Not 9-5, but there are still deadlines
Tour guiding has a longer, more grueling schedule than 9-5. I typically think that the schedule is roughly 18 hours a day. You are the first awake and one of the last to go to bed. After everyone else goes to bed, you are preparing for the next day, whether tip envelopes or booking activities. With fewer hours for shuteye, you need to be a good sleeper under any conditions (hard bed vs. soft bed or noisy disco vs. traffic outside).
You might think that while tour guiding there is time for writing, but there is not really much down time. Although a leisurely lunch with the group is enjoyable, you are a participant, but not thoroughly relaxed. You are looking to see that everyone has their food first, seeking for a great photo of the group eating, or dealing with a bit of traveler’s diarrhea yourself. Yes, you are not immune to it either. In order to capture story ideas, you need to carry a small notebook or just add a note in your iPhone for thoughts that you can develop at another time.
Also, it is important to note that although the trip ends for your guests when they arrive home, your job is not done until the paperwork is completed. You will be working on your expenses, internal company reports, and in the case of legally bound trips like those to Cuba, a government report and hundreds of pictures to be submitted. It typically takes three days after arriving that I feel that I am done with the paperwork, phone calls, and well getting back into a normal “home” routine.
You miss birthdays, holidays, and anniversaries
If you travel a lot, you will miss important holidays. You may even be missing your own birthday or special anniversary while on the road guiding or seeking the next article or book idea. Once again, you must remember that communication is much easier than it once was with the addition of Facebook, Skype, and Viber. You can, with relatively little money and time, send out a quick message or call that you are thinking of your special someone. Yes, it doesn’t completely make up for not being there, but you can bring back a lovely gift from an alpaca rug or shell lei to a musical CD that will kick off your in-person celebration with your friends and family upon your return.
You have great content
When you are observing the world from another vantage point, you will constantly be creating great stories with amazing photos and videos. Plus, you will be collecting recipes of your favorite drinks and dishes while growing your global music repertoire. All are timeless souvenirs.

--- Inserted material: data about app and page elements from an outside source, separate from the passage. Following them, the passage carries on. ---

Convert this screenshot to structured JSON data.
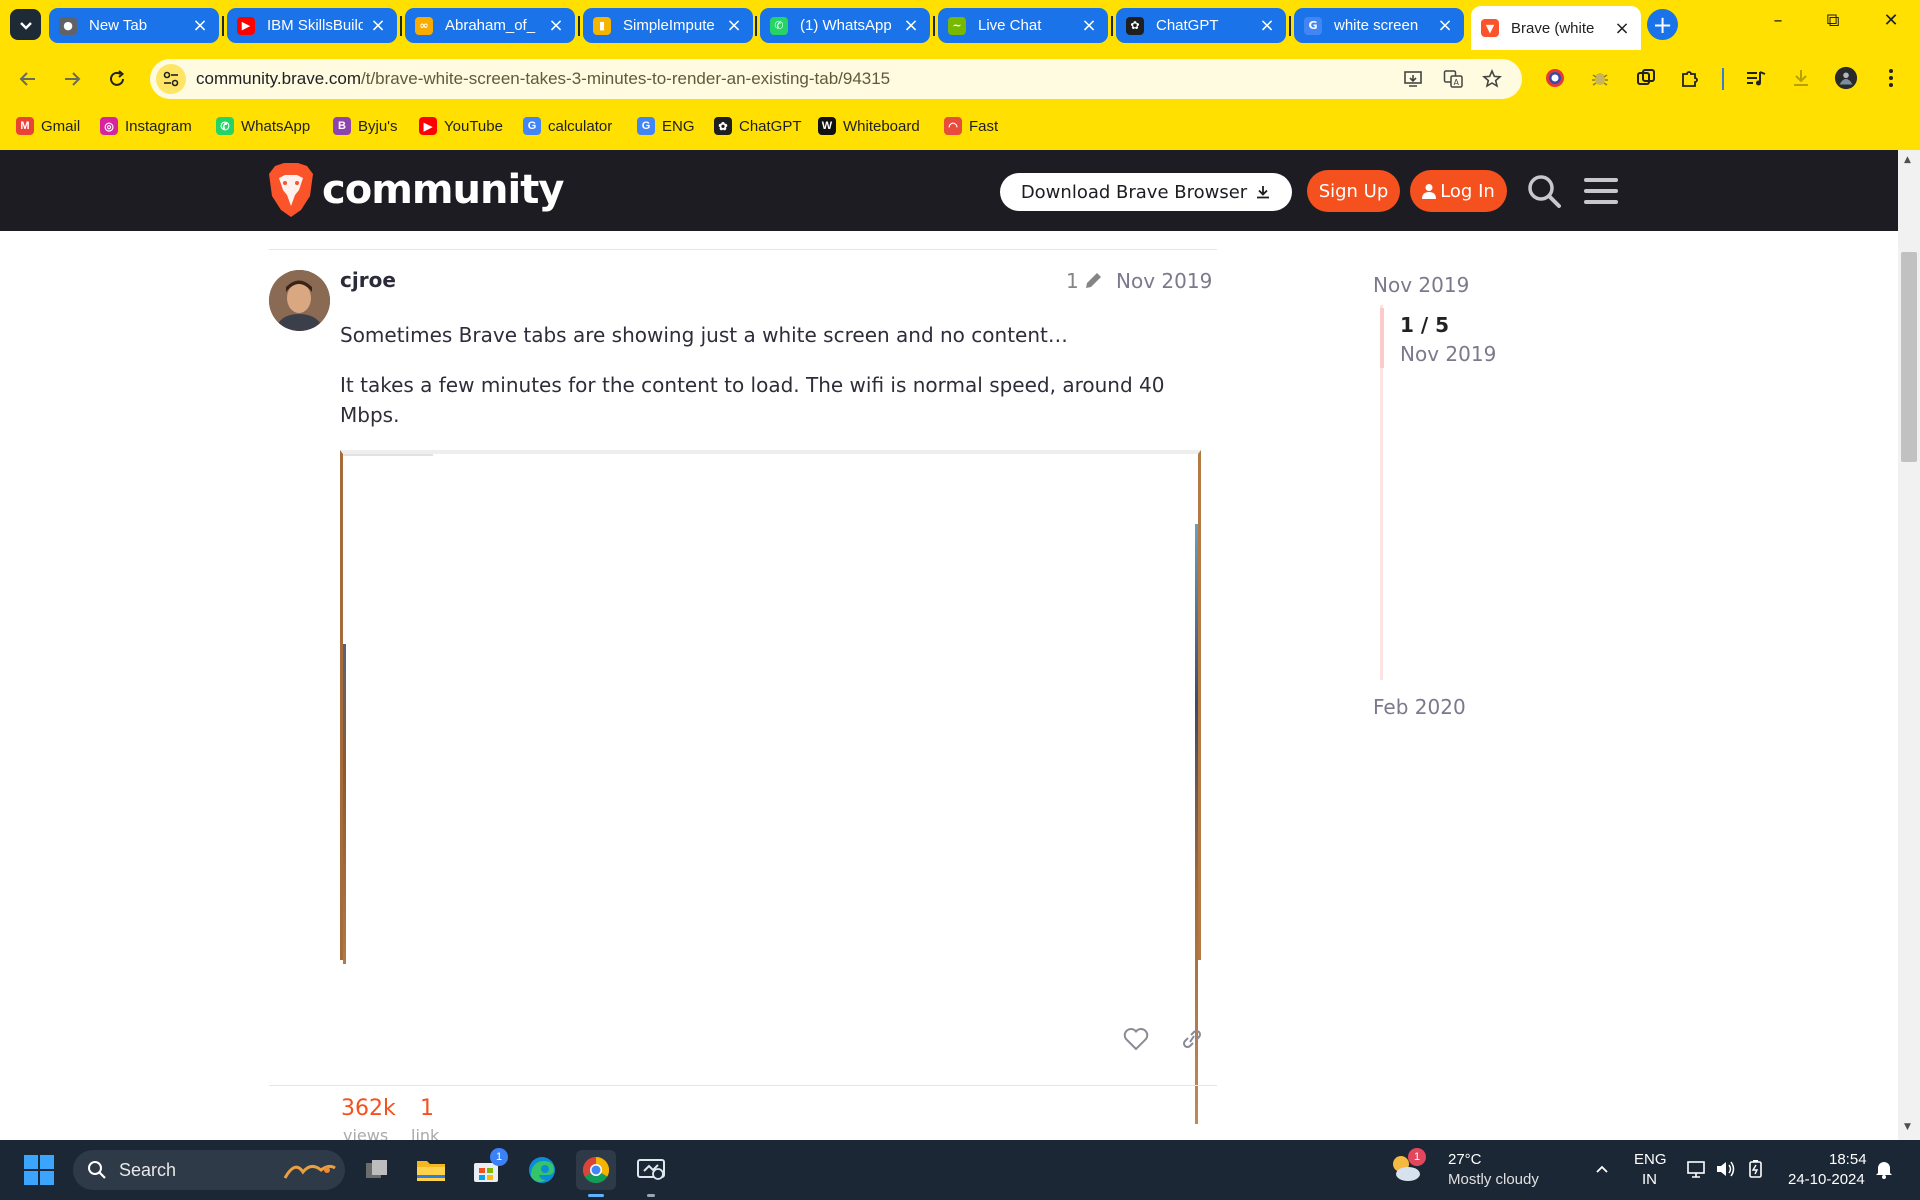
{
  "browser": {
    "tabs": [
      {
        "title": "New Tab",
        "favicon": "chrome-icon",
        "color": "#5f6368"
      },
      {
        "title": "IBM SkillsBuild",
        "favicon": "youtube-icon",
        "color": "#ff0000"
      },
      {
        "title": "Abraham_of_",
        "favicon": "colab-icon",
        "color": "#f9ab00"
      },
      {
        "title": "SimpleImpute",
        "favicon": "document-icon",
        "color": "#f4b400"
      },
      {
        "title": "(1) WhatsApp",
        "favicon": "whatsapp-icon",
        "color": "#25d366"
      },
      {
        "title": "Live Chat",
        "favicon": "livechat-icon",
        "color": "#76b900"
      },
      {
        "title": "ChatGPT",
        "favicon": "chatgpt-icon",
        "color": "#1f1f1f"
      },
      {
        "title": "white screen",
        "favicon": "google-icon",
        "color": "#4285f4"
      },
      {
        "title": "Brave (white",
        "favicon": "brave-icon",
        "color": "#fb542b",
        "active": true
      }
    ],
    "address": {
      "domain": "community.brave.com",
      "path": "/t/brave-white-screen-takes-3-minutes-to-render-an-existing-tab/94315"
    },
    "bookmarks": [
      {
        "label": "Gmail",
        "icon": "gmail-icon",
        "color": "#ea4335"
      },
      {
        "label": "Instagram",
        "icon": "instagram-icon",
        "color": "#d6249f"
      },
      {
        "label": "WhatsApp",
        "icon": "whatsapp-icon",
        "color": "#25d366"
      },
      {
        "label": "Byju's",
        "icon": "byjus-icon",
        "color": "#8e44ad"
      },
      {
        "label": "YouTube",
        "icon": "youtube-icon",
        "color": "#ff0000"
      },
      {
        "label": "calculator",
        "icon": "google-icon",
        "color": "#4285f4"
      },
      {
        "label": "ENG",
        "icon": "google-icon",
        "color": "#4285f4"
      },
      {
        "label": "ChatGPT",
        "icon": "chatgpt-icon",
        "color": "#1f1f1f"
      },
      {
        "label": "Whiteboard",
        "icon": "whiteboard-icon",
        "color": "#111111"
      },
      {
        "label": "Fast",
        "icon": "fast-icon",
        "color": "#e74c3c"
      }
    ],
    "chrome_color": "#ffe000"
  },
  "site": {
    "logo_text": "community",
    "download_label": "Download Brave Browser",
    "signup_label": "Sign Up",
    "login_label": "Log In",
    "accent": "#f4511e"
  },
  "post": {
    "username": "cjroe",
    "edit_count": "1",
    "date": "Nov 2019",
    "paragraph1": "Sometimes Brave tabs are showing just a white screen and no content…",
    "paragraph2": "It takes a few minutes for the content to load. The wifi is normal speed, around 40 Mbps.",
    "views_count": "362k",
    "views_label": "views",
    "links_count": "1",
    "links_label": "link"
  },
  "timeline": {
    "start": "Nov 2019",
    "position": "1 / 5",
    "position_date": "Nov 2019",
    "end": "Feb 2020"
  },
  "taskbar": {
    "search_placeholder": "Search",
    "weather_temp": "27°C",
    "weather_desc": "Mostly cloudy",
    "weather_badge": "1",
    "store_badge": "1",
    "lang_line1": "ENG",
    "lang_line2": "IN",
    "time": "18:54",
    "date": "24-10-2024"
  }
}
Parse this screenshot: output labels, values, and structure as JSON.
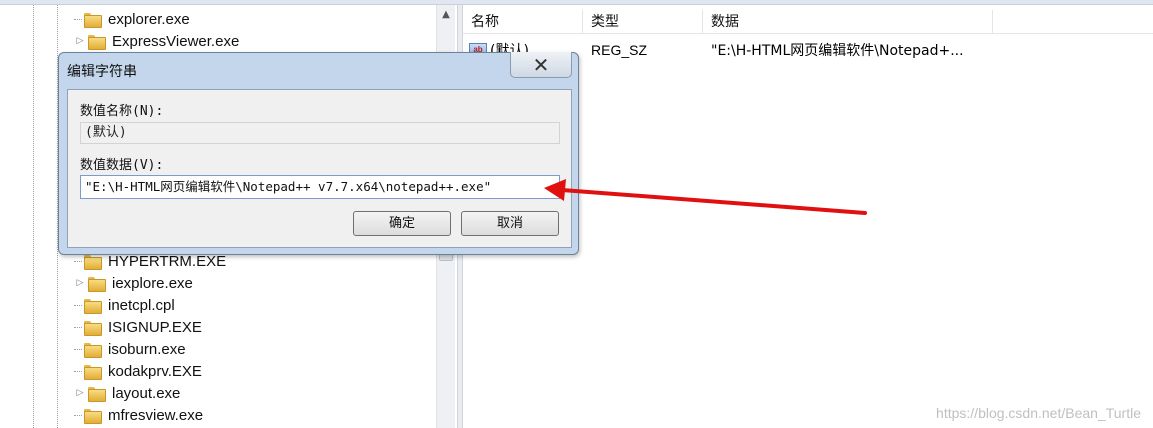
{
  "tree": {
    "items": [
      {
        "label": "explorer.exe",
        "expandable": false
      },
      {
        "label": "ExpressViewer.exe",
        "expandable": true
      },
      {
        "label": "HYPERTRM.EXE",
        "expandable": false
      },
      {
        "label": "iexplore.exe",
        "expandable": true
      },
      {
        "label": "inetcpl.cpl",
        "expandable": false
      },
      {
        "label": "ISIGNUP.EXE",
        "expandable": false
      },
      {
        "label": "isoburn.exe",
        "expandable": false
      },
      {
        "label": "kodakprv.EXE",
        "expandable": false
      },
      {
        "label": "layout.exe",
        "expandable": true
      },
      {
        "label": "mfresview.exe",
        "expandable": false
      }
    ]
  },
  "list": {
    "headers": {
      "name": "名称",
      "type": "类型",
      "data": "数据"
    },
    "rows": [
      {
        "icon": "ab",
        "name": "(默认)",
        "type": "REG_SZ",
        "data": "\"E:\\H-HTML网页编辑软件\\Notepad+..."
      }
    ]
  },
  "dialog": {
    "title": "编辑字符串",
    "close_glyph": "✕",
    "value_name_label": "数值名称(N):",
    "value_name": "(默认)",
    "value_data_label": "数值数据(V):",
    "value_data": "\"E:\\H-HTML网页编辑软件\\Notepad++ v7.7.x64\\notepad++.exe\"",
    "ok_label": "确定",
    "cancel_label": "取消"
  },
  "watermark": "https://blog.csdn.net/Bean_Turtle",
  "colors": {
    "annotation_arrow": "#e01010",
    "dialog_frame": "#c3d6ec",
    "folder": "#e8b840"
  }
}
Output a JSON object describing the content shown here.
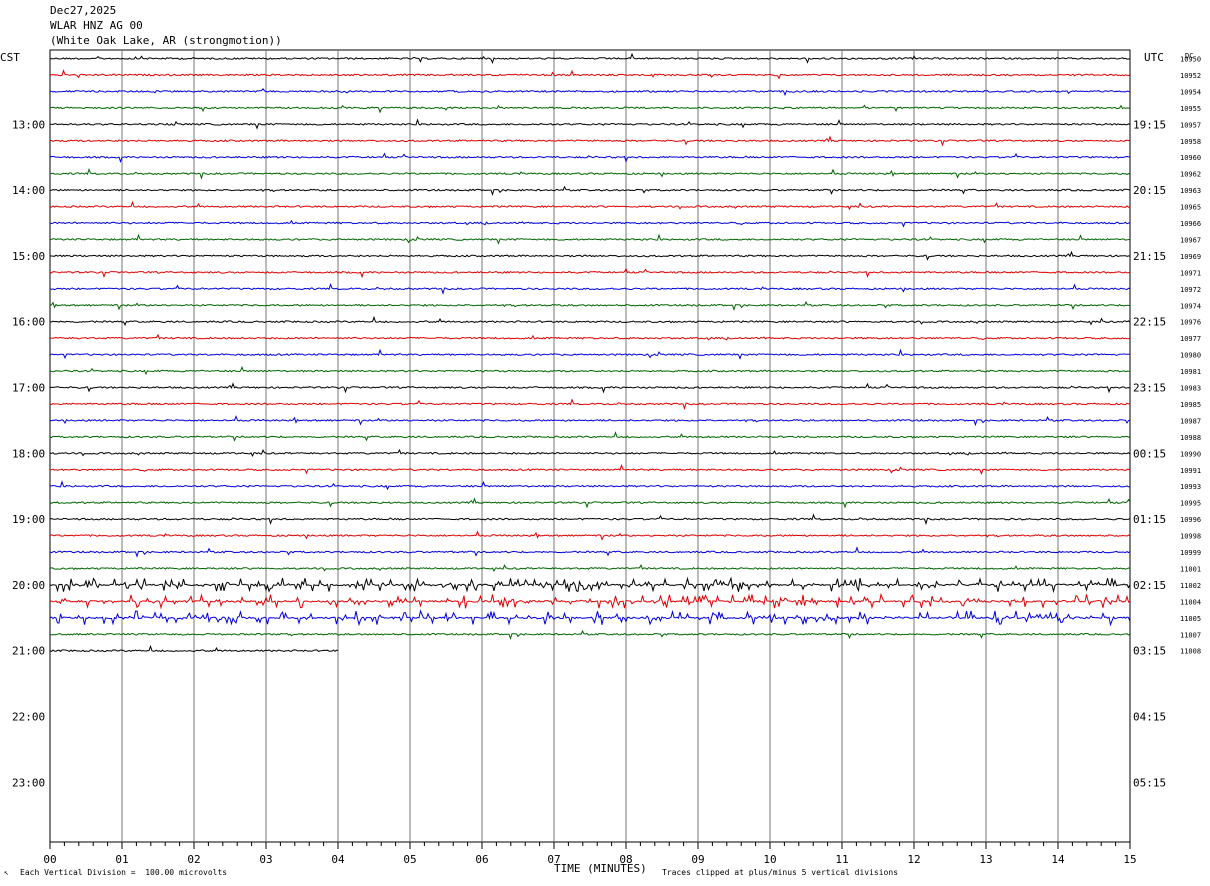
{
  "header": {
    "date": "Dec27,2025",
    "station": "WLAR HNZ AG 00",
    "location": "(White Oak Lake, AR (strongmotion))"
  },
  "axes": {
    "left_zone": "CST",
    "right_zone": "UTC",
    "dc_label": "DC",
    "x_title": "TIME (MINUTES)"
  },
  "footer": {
    "scale_note": "Each Vertical Division =  100.00 microvolts",
    "clip_note": "Traces clipped at plus/minus 5 vertical divisions"
  },
  "chart_data": {
    "type": "line",
    "title": "WLAR HNZ AG 00",
    "xlabel": "TIME (MINUTES)",
    "xlim": [
      0,
      15
    ],
    "x_ticks": [
      "00",
      "01",
      "02",
      "03",
      "04",
      "05",
      "06",
      "07",
      "08",
      "09",
      "10",
      "11",
      "12",
      "13",
      "14",
      "15"
    ],
    "rows_per_hour": 4,
    "row_minutes": 15,
    "colors": [
      "#000000",
      "#e00000",
      "#0000dd",
      "#006600"
    ],
    "left_hour_labels": [
      {
        "row": 4,
        "text": "13:00"
      },
      {
        "row": 8,
        "text": "14:00"
      },
      {
        "row": 12,
        "text": "15:00"
      },
      {
        "row": 16,
        "text": "16:00"
      },
      {
        "row": 20,
        "text": "17:00"
      },
      {
        "row": 24,
        "text": "18:00"
      },
      {
        "row": 28,
        "text": "19:00"
      },
      {
        "row": 32,
        "text": "20:00"
      },
      {
        "row": 36,
        "text": "21:00"
      },
      {
        "row": 40,
        "text": "22:00"
      },
      {
        "row": 44,
        "text": "23:00"
      }
    ],
    "right_hour_labels": [
      {
        "row": 4,
        "text": "19:15"
      },
      {
        "row": 8,
        "text": "20:15"
      },
      {
        "row": 12,
        "text": "21:15"
      },
      {
        "row": 16,
        "text": "22:15"
      },
      {
        "row": 20,
        "text": "23:15"
      },
      {
        "row": 24,
        "text": "00:15"
      },
      {
        "row": 28,
        "text": "01:15"
      },
      {
        "row": 32,
        "text": "02:15"
      },
      {
        "row": 36,
        "text": "03:15"
      },
      {
        "row": 40,
        "text": "04:15"
      },
      {
        "row": 44,
        "text": "05:15"
      }
    ],
    "dc_values": [
      "10950",
      "10952",
      "10954",
      "10955",
      "10957",
      "10958",
      "10960",
      "10962",
      "10963",
      "10965",
      "10966",
      "10967",
      "10969",
      "10971",
      "10972",
      "10974",
      "10976",
      "10977",
      "10980",
      "10981",
      "10983",
      "10985",
      "10987",
      "10988",
      "10990",
      "10991",
      "10993",
      "10995",
      "10996",
      "10998",
      "10999",
      "11001",
      "11002",
      "11004",
      "11005",
      "11007",
      "11008"
    ],
    "last_row_end_minute": 4,
    "noisy_rows": [
      32,
      33,
      34
    ]
  }
}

Like all change, this too was a gamble. I put everything that I knew on the line: predictable daily grind schedule, water cooler chats, regular paycheck, and an easy 15-minute commute.
For me, I needed something that allowed me to participate in what I loved from outside of the four walls of an office and/or cubicle rows.
For many what I just described is comfortable. However, for me, I needed something that allowed me to participate in what I loved from outside of the four walls of an office and/or cubicle rows. My new office is mobile. Sometimes it is a bus or a train. Other times my office is a favorite café or bar to snag an Internet connection and time to write before repacking for my next journey. Here’s to more good times and good stories from my remote office located in Kauai, New Zealand, Australia, and more this year.
Read more about people who gave up their 9 to 5′s for a life of travel:
- You Never Know Unless You Go
- Getting Outside the Box: One Family’s Journey to Full Time Travel
- From Corporate Tool to Nomadic Idealist
- “Real” Jobs are Overrated